Quality - always use high quality materials. If reusing old boxes, ensure they are in a good enough condition to withstand the journey and be sure to remove old labels.
Never use boxes that have hazard labels or symbols on them. This includes UN numbers. These parcels will be stopped by the courier and may incur fines, even if you have attempted to cover them up.
Typical hazard labels:
Please do not strap boxes together. Each box should have its own label.
All contents must be packaged in some way, and packaging made of fabric is not suitable.

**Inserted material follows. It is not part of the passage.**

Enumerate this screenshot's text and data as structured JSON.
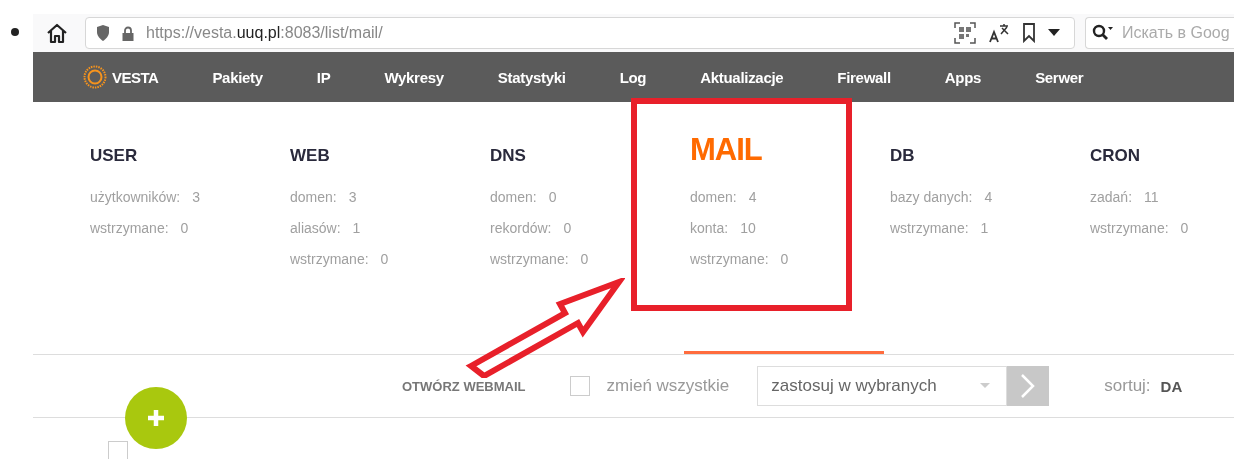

We can supply you with reinforced, double-walled cardboard boxes which can be delivered to your door via TNT or Interlink on a next day delivery service for £7.95 + VAT. These are available in the following sizes:
L x W x H (cm)
L x W x H (inches)
40 x 30 x 40
16 x 12 x 17
40 x 30 x 50
16 x 12 x 20
60 x 40 x 55
24 x 16 x 23
60 x 50 x 58
24 x 20 x 23
Inside the Carton
Cushioning - use materials such as bubble wrap, kraft paper and loose fill polystyrene to protect your items. There should be at least 5cm of cushioning between each item, and between the items and the carton wall. Materials such as towels and blankets are not suitable for cushioning.
Positioning - Place fragile goods in the centre of your package, ensuring that they do not touch the sides. Use cardboard dividers when sending flat, fragile material such as vinyl records.
REMEMBER! You should fill all remaining space in the box with additional cushioning material to minimise the impact of transit on your items.
Packages should be able to withstand a drop from waist height onto a solid floor.
Customs may need to inspect the contents of your package. Seal it securely, but do not overseal it!
Ensure that your shipping label (also termed air waybill) is securely attached to the flat topside of your parcel. The barcode and shipping address should be clearly visible and not obscured in any way.
Sharp items such as scissors should be fully protected at edges and points with securely fixed, heavy cardboard.
Small items should be packed into flyers (polythene courier/mailing bags).
Powders and fine grains should be placed in sturdy plastic bags, securely sealed and packed in a rigid fibreboard box.
Liquids should be stored in leak-free containers, packed with a strong, lightweight internal material such as Styrofoam, and sealed with a plastic bag.
Semi-liquids or greasy and strong-smelling substances should be sealed with adhesive tape and wrapped in grease resistant paper.
Rolled plans, maps and blueprints should be stored in triangular rather than cylindrical tubes. They are stronger!
Data, discs and audio tapes should be fully cushioned for extra protection.
For carrier-specific information, please check carriers' packaging advice guidelines.
Many countries require wooden packaging materials such as pallets or crates to be heat-treated prior to shipping. This is due to the ISPM 15 regulation, which exists to protect local ecosystems from foreign insects and disease.
Failure to comply can incur delays, fines and even declined entry into the country. Please see our ISPM 15 regulation information to see if the regulation applies to your destination country.